Transcript by: Catherine Clements
Info Line #: 506-384-6397 (384-NEWS)
**Andrew Darcy went for a hike across the road from his home in Dieppe/Greater Lakeburn area. The habitat is mostly scrubland and a tract of deciduous forest that has some coniferous trees in it as well. He went to investigate and look for birds, tracks, or wildlife sign, and quickly noticed several trails throughout the forest area. They were a few days old, but some were still in great condition. The first track was textbook SNOWSHOE HARE [Lièvre d'Amérique], and the second was RING-NECKED PHEASANT [Faisan de Colchide] (which he hears and sees often). The photo where both species’ tracks crisscross each other is rather special. The Snowshoe Hare tracks display the typical rabbit pattern but are much larger than a Cottontail [Lapin à queue blanche]. The hind foot tracks were approximately 6 inches long and displayed the classic spread-out form (snowshoes) of the Snowshoe Hare.
**The COMMON REDPOLLS [Sizerin flammé] are surely coming on strong at feeder yards. Wayne Fairchild reports his first customers arrived on Thursday and are liking what they found at his feeders. The redpolls have also arrived at my own feeder at 50+. They sure have a passion for sunflower hearts, but are roving gourmets at white millet, nyjer, cracked corn, and black oil sunflower seeds. I fear our pair of NORTHERN CARDINALS [Cardinal rouge] are not amused with the crowd.
**Stella LeBlanc got a documentary photo of a bright WHITE-THROATED SPARROW in Bouctouche on Friday. I have one coming to my feeder yard as well, and it is so muted in its plumage that it can be hard to find among the throngs of finches. Not at all the bright lore of Stella’s observation.
**The New Brunswick Environmental Network and Nature Trust/Nature New Brunswick are sponsoring two webinars that may interest many naturalists. Unfortunately, they are both scheduled for Wednesday evening, January 13th. NBEN is hosting one on the PIPING PLOVER [Pluvier siffleur], and Nature Trust/Nature NB is hosting one on winter birding. Both are being recorded and the presentations will be available to those who register, so you can listen to one on January 13th and the other a few days later. It will be important to register for both to get the links to join that night, and to check the other a few days later. I am posting the two which hopefully one can register right from, but if not, will leave links to register. COVID-19 has given us lots of grief, but the webinars are pleasant to get at this time. Nature Moncton is planning to have monthly meetings as webinars until June.

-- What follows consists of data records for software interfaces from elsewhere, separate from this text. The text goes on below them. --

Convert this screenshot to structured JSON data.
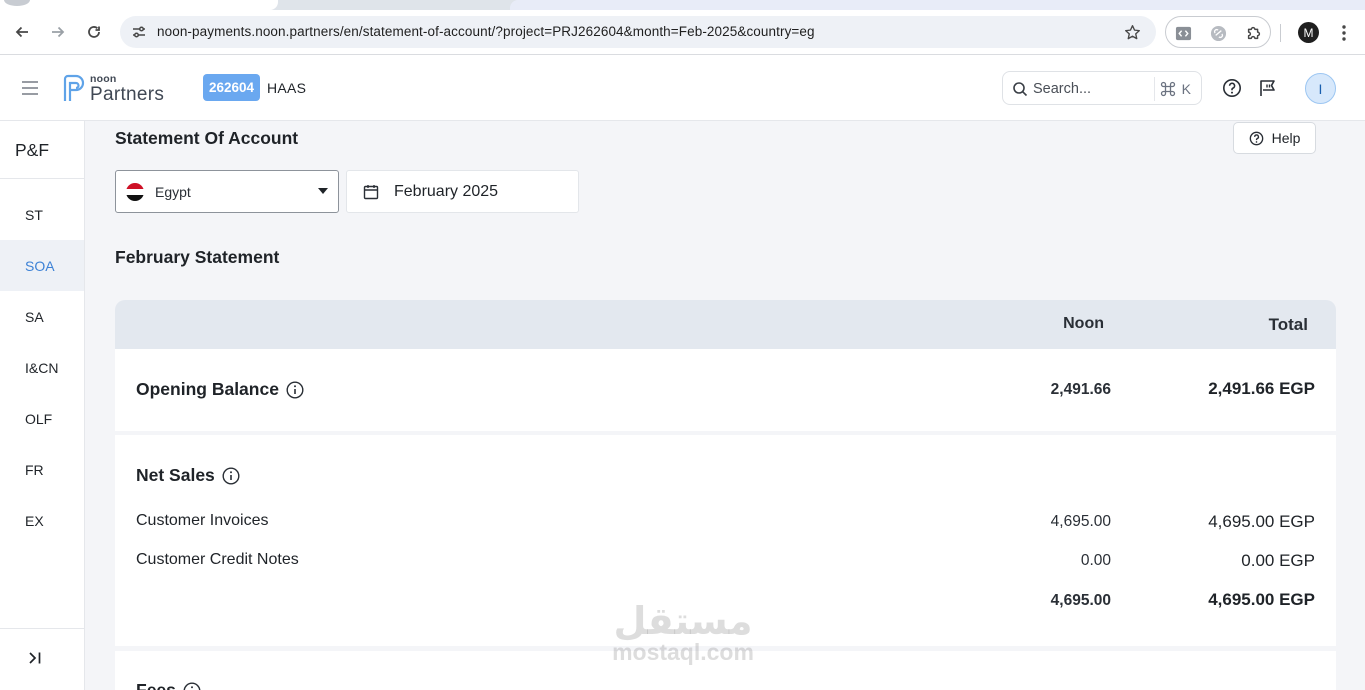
{
  "browser": {
    "url": "noon-payments.noon.partners/en/statement-of-account/?project=PRJ262604&month=Feb-2025&country=eg",
    "profile_initial": "M"
  },
  "header": {
    "logo_small": "noon",
    "logo_big": "Partners",
    "project_id": "262604",
    "project_name": "HAAS",
    "search_placeholder": "Search...",
    "search_shortcut_key": "K",
    "user_initial": "I"
  },
  "sidebar": {
    "title": "P&F",
    "items": [
      {
        "label": "ST",
        "active": false
      },
      {
        "label": "SOA",
        "active": true
      },
      {
        "label": "SA",
        "active": false
      },
      {
        "label": "I&CN",
        "active": false
      },
      {
        "label": "OLF",
        "active": false
      },
      {
        "label": "FR",
        "active": false
      },
      {
        "label": "EX",
        "active": false
      }
    ]
  },
  "main": {
    "page_title": "Statement Of Account",
    "help_label": "Help",
    "country": "Egypt",
    "month": "February 2025",
    "section_title": "February Statement",
    "columns": {
      "noon": "Noon",
      "total": "Total"
    },
    "opening_balance": {
      "label": "Opening Balance",
      "noon": "2,491.66",
      "total": "2,491.66 EGP"
    },
    "net_sales": {
      "label": "Net Sales",
      "rows": [
        {
          "label": "Customer Invoices",
          "noon": "4,695.00",
          "total": "4,695.00 EGP"
        },
        {
          "label": "Customer Credit Notes",
          "noon": "0.00",
          "total": "0.00 EGP"
        }
      ],
      "subtotal_noon": "4,695.00",
      "subtotal_total": "4,695.00 EGP"
    },
    "fees": {
      "label": "Fees"
    }
  },
  "watermark": {
    "arabic": "مستقل",
    "latin": "mostaql.com"
  },
  "colors": {
    "accent": "#3d82d6",
    "badge": "#6aa8f0",
    "table_header": "#e3e8ef",
    "page_background": "#f4f5f8"
  }
}
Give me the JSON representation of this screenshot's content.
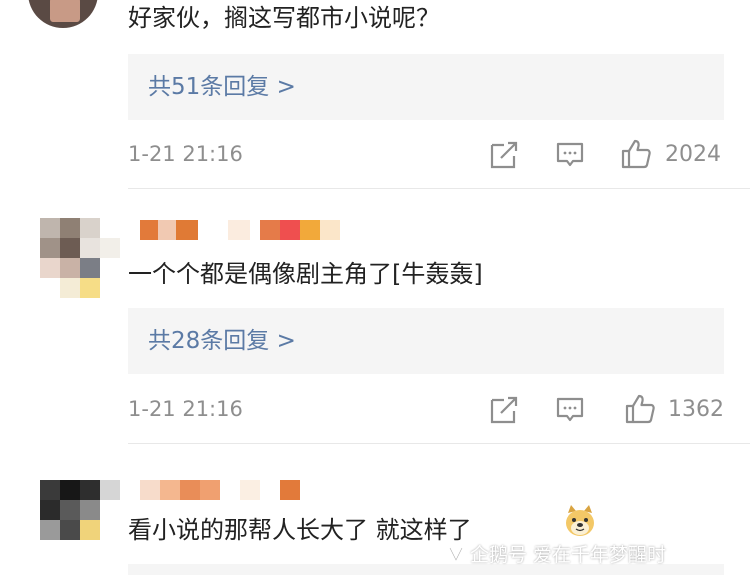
{
  "colors": {
    "background": "#ffffff",
    "reply_box_bg": "#f5f5f5",
    "reply_link": "#5b7aa5",
    "meta_text": "#8e8e8e",
    "divider": "#e8e8e8"
  },
  "comments": [
    {
      "text": "好家伙，搁这写都市小说呢？",
      "replies_label": "共51条回复 >",
      "time": "1-21 21:16",
      "likes": "2024"
    },
    {
      "text": "一个个都是偶像剧主角了[牛轰轰]",
      "replies_label": "共28条回复 >",
      "time": "1-21 21:16",
      "likes": "1362"
    },
    {
      "text": "看小说的那帮人长大了 就这样了",
      "emoji_icon": "doge-emoji-icon"
    }
  ],
  "watermark": {
    "text": "企鹅号 爱在千年梦醒时"
  },
  "icons": {
    "share": "share-icon",
    "comment": "comment-icon",
    "like": "thumbs-up-icon"
  }
}
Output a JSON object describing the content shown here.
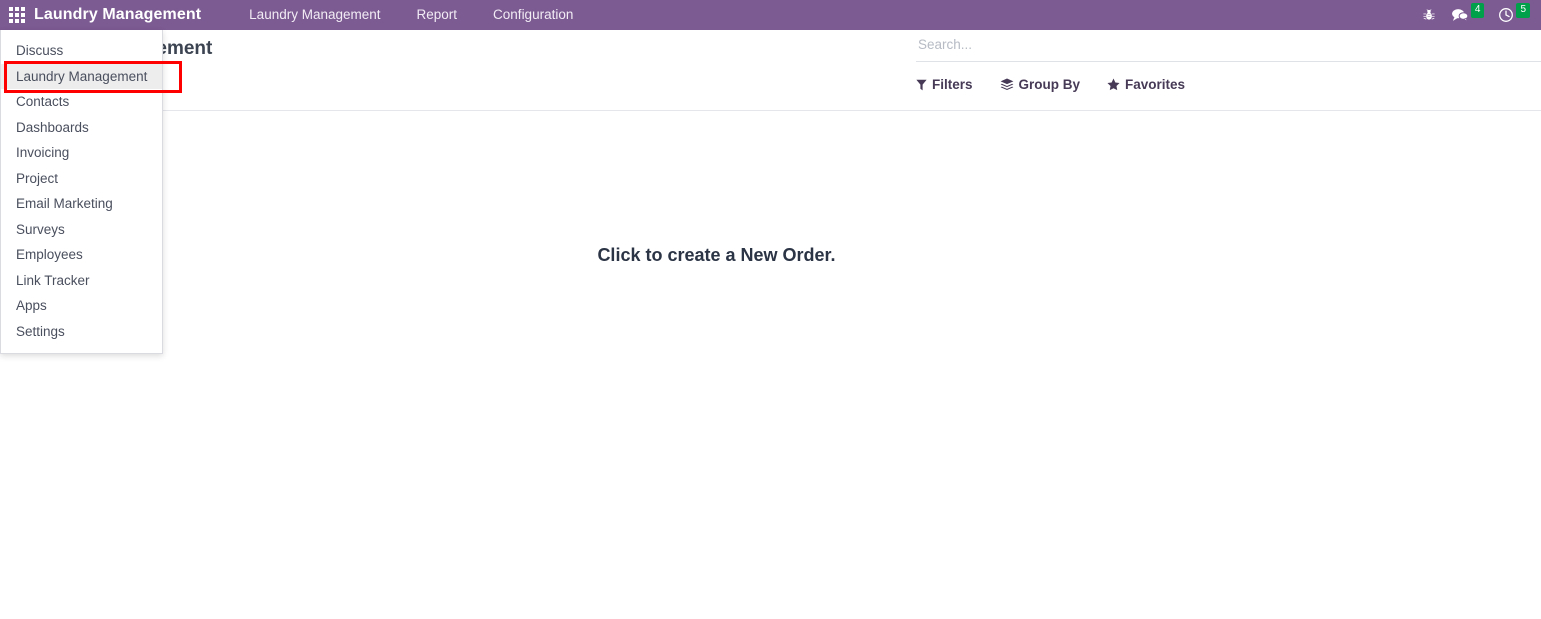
{
  "navbar": {
    "apps_toggle_name": "apps-grid-icon",
    "brand": "Laundry Management",
    "menu_items": [
      {
        "label": "Laundry Management"
      },
      {
        "label": "Report"
      },
      {
        "label": "Configuration"
      }
    ],
    "systray": [
      {
        "name": "debug-bug-icon",
        "badge": ""
      },
      {
        "name": "messaging-chat-icon",
        "badge": "4"
      },
      {
        "name": "activities-clock-icon",
        "badge": "5"
      }
    ],
    "background_color": "#7c5a92"
  },
  "control_panel": {
    "title": "Laundry Management",
    "search": {
      "placeholder": "Search...",
      "value": ""
    },
    "facets": [
      {
        "label": "Filters",
        "icon": "filter-funnel-icon"
      },
      {
        "label": "Group By",
        "icon": "layers-stack-icon"
      },
      {
        "label": "Favorites",
        "icon": "star-icon"
      }
    ]
  },
  "main": {
    "empty_state_message": "Click to create a New Order."
  },
  "apps_menu": {
    "active_item": "Laundry Management",
    "highlight_color": "#fe0000",
    "items": [
      {
        "label": "Discuss"
      },
      {
        "label": "Laundry Management"
      },
      {
        "label": "Contacts"
      },
      {
        "label": "Dashboards"
      },
      {
        "label": "Invoicing"
      },
      {
        "label": "Project"
      },
      {
        "label": "Email Marketing"
      },
      {
        "label": "Surveys"
      },
      {
        "label": "Employees"
      },
      {
        "label": "Link Tracker"
      },
      {
        "label": "Apps"
      },
      {
        "label": "Settings"
      }
    ]
  }
}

These two webinars are in the line up below and hopefully clicking on these or any others you are interested in will open registration.